Being engaged in a video conference call can be invigorating and energizing. If you find the discussion boring, however, you may become disengaged, which in turn can lead to Zoom fatigue as you struggle to remain alert and engaged, said Anita Williams Woolley, associate dean of research and professor of organizational behavior and theory at Carnegie Mellon University’s Tepper School of Business.
How to Minimize Zoom Fatigue
While signs of Zoom fatigue can range, so too can the steps you take to minimize its impact.
Ways to Minimize Zoom Fatigue
- Use the 20-20-20 rule
- Swap your computer monitor for a TV monitor
- Reduce blue light exposure
- Get good workspace lighting
- Hide your self view
- Hold fewer and shorter video meetings
Use the 20-20-20 Rule
One of the most basic steps you can take is the 20-20-20 rule, Sorenson said. Under this rule, every 20 minutes you sit in front of a computer screen, you look across a room or out a window that’s 20 feet away for 20 seconds.
“It gives your eyes a chance to relax by focusing farther away and kind of recalibrates them,” she said.
Swap Your Computer Monitor for a TV Monitor
If you are a remote worker and can use your TV monitor as a computer monitor for video conferencing calls, then consider giving it a go, while working 20 feet away from the TV, Feldman said. This will help reduce close computer work, she added.
Reduce Blue Light Exposure
Computer and other digital device screens emit blue light, which is processed by the photoreceptors in the back of our eyes and keeps us alert and can create eye fatigue, Feldman said.
There are glasses you can wear to cut the blue light and help reduce eye strain. Some computers have screen settings that can mimic the movement of outdoor light and emit yellow light instead.
Get Good Workspace Lighting

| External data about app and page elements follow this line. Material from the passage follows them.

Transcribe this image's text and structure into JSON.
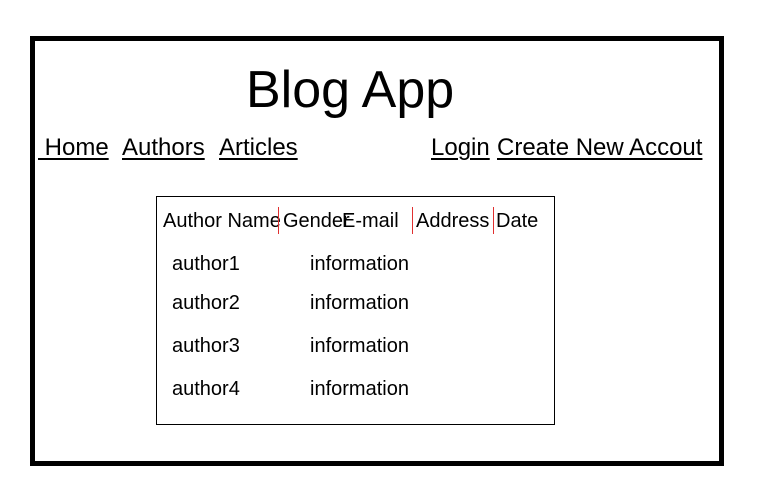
{
  "app": {
    "title": "Blog App"
  },
  "nav": {
    "home": " Home",
    "authors": "Authors",
    "articles": "Articles",
    "login": "Login",
    "create_account": "Create New Accout"
  },
  "table": {
    "headers": [
      "Author Name",
      "Gender",
      "E-mail",
      "Address",
      "Date"
    ],
    "rows": [
      {
        "author": "author1",
        "info": "information"
      },
      {
        "author": "author2",
        "info": "information"
      },
      {
        "author": "author3",
        "info": "information"
      },
      {
        "author": "author4",
        "info": "information"
      }
    ]
  },
  "colors": {
    "border": "#000000",
    "column_separator": "#e03030"
  }
}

Some people like to work on their computers and video conference from a dimly lit room. But the contrast coming from your backlight computer screen and darkly lit room can make your Zoom fatigue eye strain even worse, said Sorenson.
Instead of working in the dark, secure a proper amount of light to lessen the burden on your eyes.
Hide Your Self View
Leave your camera on for others to see but hide your video image from yourself, Fauville told Built In.
“Seeing yourself during a video conference is the equivalent in the real world of somebody following you around with a mirror constantly. There’s a lot of research showing that there are negative emotional consequences of seeing yourself in a mirror. So, get rid of the virtual mirror,” she said.
Hold Fewer and Shorter Video Meetings
Get out of the habit of holding a meeting anytime you want to start a new project. Ask yourself if other actions can be taken instead, like having a shared document that everyone on the project can contribute to, Woolley said. Steps should be taken to limit the number of Zoom meetings, as well as the number of participants to only those who are critical to the project, she added.
Consider also holding shorter meetings and taking longer breaks between video meetings, Fauville said.
“We are aware that it’s not always up to the individual to decide their video conference schedule. Instead, managers should rethink their video conference policies and culture,” Fauville said.